- MAKE IT UNIVERSAL: As you share your opinion, keep in mind that your goal is to persuade your audience to listen up. Oftentimes, the most compelling op-eds are both personal and universal. Try sharing an experience from your life that supports your opinion, while also explaining (or showing through examples) how this topic impacts people on a broader scale.
- GIVE CREDIT WHERE CREDIT'S DUE: Don’t forget to cite your sources.
** Check out the sample outline under “Resources” for more tips on how to write a stellar op-ed.
Forms of Persuasion
Some readers might be convinced by hard facts and statistics. Others might be persuaded by an emotional anecdote, or a story from your own life. Writing a compelling op-ed often requires looking at the topic from multiple angles—each perspective helping to solidify your argument, while convincing readers to listen up. Here are some different strategies to try out as you craft your argument. You might focus on two or three, or perhaps all forms of persuasion will come into play in your piece.
Who is Eligible?
- Personal Experience: The writer describes an experience he or she has had.
- Expert Opinion: The writer draws on the opinion of an expert—someone trained in a particular area, or someone who has relevant personal experience.
- Example: The writer provides an example that supports a larger idea or pattern.
- Analogy: The writer compares the situation to another similar situation.
- Facts and Statistics: The writer uses facts or numbers to prove their idea. Often this information comes from other sources, such as books, newspapers, or websites.
- Logic: The writer uses reasoning or logic to argue their point.
- Emotion: The writer makes an emotional appeal to the reader.
Young writers ages 13-18
Guest Judge: Marina Khidekel
Marina is Thrive Global's Editorial Director. Previously she was senior deputy editor at Women's Health, where she edited award-winning wellness features and oversaw the campaigns and partnerships around them. Before that, she was deputy editor of features and brand extensions at Cosmopolitan.
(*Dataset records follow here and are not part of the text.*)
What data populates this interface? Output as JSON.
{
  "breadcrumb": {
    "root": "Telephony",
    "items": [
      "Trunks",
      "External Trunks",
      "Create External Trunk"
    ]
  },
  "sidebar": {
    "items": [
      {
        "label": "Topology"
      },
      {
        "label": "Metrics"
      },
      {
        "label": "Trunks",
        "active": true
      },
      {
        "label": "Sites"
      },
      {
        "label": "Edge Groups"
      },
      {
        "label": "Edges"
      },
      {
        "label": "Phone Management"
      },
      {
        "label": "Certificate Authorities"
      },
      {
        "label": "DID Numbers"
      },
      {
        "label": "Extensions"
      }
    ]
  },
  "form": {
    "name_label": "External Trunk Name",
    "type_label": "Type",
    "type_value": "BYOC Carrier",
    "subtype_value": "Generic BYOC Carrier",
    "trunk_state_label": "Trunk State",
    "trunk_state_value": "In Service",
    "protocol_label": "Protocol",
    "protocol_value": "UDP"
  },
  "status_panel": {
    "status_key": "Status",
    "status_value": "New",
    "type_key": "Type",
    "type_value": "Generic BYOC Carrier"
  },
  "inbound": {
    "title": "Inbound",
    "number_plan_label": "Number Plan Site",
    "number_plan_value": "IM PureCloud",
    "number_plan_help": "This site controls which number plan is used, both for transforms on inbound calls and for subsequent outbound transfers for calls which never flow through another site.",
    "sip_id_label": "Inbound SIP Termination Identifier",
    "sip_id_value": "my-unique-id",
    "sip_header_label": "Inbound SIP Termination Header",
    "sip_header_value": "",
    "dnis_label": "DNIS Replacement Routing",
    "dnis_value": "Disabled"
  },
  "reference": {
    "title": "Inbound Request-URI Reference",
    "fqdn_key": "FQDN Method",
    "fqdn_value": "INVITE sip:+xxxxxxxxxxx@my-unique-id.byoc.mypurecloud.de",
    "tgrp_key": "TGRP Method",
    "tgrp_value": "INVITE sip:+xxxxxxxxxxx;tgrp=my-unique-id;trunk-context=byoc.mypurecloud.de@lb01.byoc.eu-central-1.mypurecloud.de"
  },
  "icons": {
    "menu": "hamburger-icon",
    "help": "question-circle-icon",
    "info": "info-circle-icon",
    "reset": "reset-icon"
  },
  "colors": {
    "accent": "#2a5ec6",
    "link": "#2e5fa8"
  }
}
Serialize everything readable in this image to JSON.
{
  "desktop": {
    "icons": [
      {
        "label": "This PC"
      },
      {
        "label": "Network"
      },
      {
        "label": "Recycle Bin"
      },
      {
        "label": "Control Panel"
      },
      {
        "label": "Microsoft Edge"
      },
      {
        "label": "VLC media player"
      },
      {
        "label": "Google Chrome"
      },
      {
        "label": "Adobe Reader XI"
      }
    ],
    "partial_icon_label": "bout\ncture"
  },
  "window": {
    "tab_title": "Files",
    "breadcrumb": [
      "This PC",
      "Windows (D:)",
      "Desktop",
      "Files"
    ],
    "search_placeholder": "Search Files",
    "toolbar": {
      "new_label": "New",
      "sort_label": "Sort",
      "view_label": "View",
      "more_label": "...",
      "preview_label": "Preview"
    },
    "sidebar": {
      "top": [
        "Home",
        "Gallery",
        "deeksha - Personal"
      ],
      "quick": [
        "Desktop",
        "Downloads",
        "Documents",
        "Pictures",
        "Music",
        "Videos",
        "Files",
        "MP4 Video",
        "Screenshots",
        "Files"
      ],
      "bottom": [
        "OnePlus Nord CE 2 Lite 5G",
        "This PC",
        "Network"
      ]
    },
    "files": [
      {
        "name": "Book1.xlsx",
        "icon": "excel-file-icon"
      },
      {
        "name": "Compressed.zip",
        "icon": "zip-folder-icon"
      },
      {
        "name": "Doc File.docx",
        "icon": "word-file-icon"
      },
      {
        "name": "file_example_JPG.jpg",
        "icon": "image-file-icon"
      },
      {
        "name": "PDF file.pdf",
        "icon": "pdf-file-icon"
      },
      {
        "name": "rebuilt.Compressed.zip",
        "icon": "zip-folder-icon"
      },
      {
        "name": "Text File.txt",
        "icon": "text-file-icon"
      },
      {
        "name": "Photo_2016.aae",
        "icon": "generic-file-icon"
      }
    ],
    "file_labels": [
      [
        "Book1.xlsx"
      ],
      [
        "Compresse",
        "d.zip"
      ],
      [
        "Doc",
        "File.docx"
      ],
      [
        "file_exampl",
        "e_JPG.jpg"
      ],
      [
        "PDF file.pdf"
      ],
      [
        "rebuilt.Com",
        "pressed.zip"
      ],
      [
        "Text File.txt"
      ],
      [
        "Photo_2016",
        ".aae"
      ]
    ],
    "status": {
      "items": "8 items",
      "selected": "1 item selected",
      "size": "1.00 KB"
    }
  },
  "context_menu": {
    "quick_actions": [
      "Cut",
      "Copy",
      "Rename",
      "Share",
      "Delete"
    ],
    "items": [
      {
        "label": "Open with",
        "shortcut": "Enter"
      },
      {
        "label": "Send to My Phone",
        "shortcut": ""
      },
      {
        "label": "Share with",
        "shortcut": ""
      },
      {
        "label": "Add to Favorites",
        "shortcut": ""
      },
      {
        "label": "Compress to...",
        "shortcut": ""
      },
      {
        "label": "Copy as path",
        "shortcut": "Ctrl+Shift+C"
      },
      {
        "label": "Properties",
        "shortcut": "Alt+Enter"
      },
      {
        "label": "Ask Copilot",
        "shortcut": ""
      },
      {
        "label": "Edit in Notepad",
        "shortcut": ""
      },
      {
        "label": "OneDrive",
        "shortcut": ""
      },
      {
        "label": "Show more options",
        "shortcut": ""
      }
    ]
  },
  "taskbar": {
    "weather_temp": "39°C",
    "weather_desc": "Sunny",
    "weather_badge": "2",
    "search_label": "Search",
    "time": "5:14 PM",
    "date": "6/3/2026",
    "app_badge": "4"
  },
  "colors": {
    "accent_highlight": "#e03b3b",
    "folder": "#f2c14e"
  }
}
She has held editing and writing posts at Glamour, MTV Networks, Brides and CosmoGirl, and was also the founder of Undrrated, a viral email newsletter where notable creatives such as Misty Copeland and Phoebe Robinson shared their under-the-radar culture, food and style favorites.
About Thrive on Campus
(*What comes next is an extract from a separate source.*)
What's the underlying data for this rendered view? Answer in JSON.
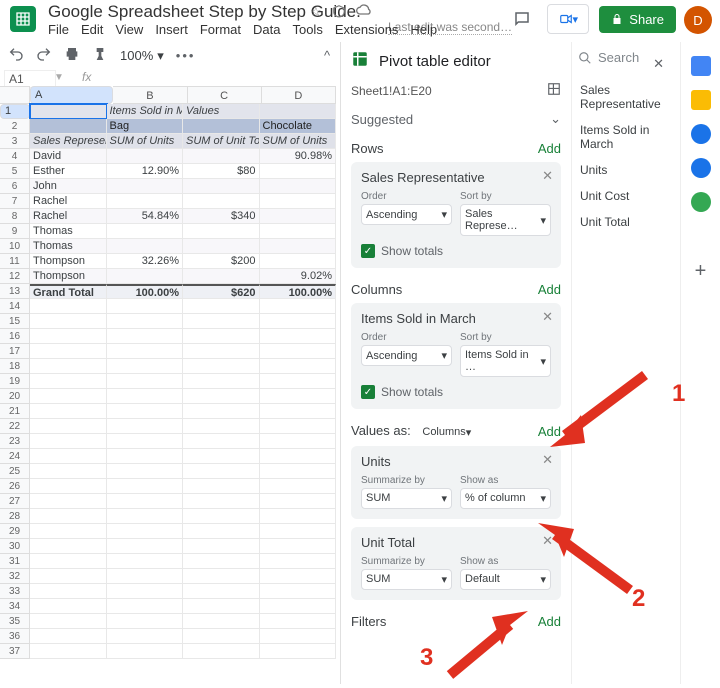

For our latest competition, we’ve partnered with Thrive on Campus
—a special section on Arianna Huffington’s Thrive Global—focused on student mental health and well-being.
What’s Different about Write the World Competitions?*
- Best Entry: $100 (winning piece + author interview will be featured on Write the World’s website and blog)
- Runner up: $50
- Best Peer Review: $50 (reviewer interview will be featured on Write the World’s website and blog)
- Prizes: The winning entrant(s) will receive $100, and the best peer-reviewer will receive $50.
- Professional Recognition: The winning entry, plus the runner-up and best peer review, will be featured on our blog, with commentary from our guest judge.
- Expert Review: Submit your draft by Monday, May 20th and get feedback from our team of experts—authors, writing teachers, and education professionals.
*The winning piece will also be published on Thrive on Campus website (parent/guardian permission required).
May 14: Competition Opens
May 20: Submit draft for Expert Review (Optional. We will review the first 100 drafts submitted.)
May 24: Reviews returned to Writers
May 30: Final Submissions Due
June 7: Winners Announced
Our Fantasy Writing Competition opens June 3rd.
Stay tuned for more details!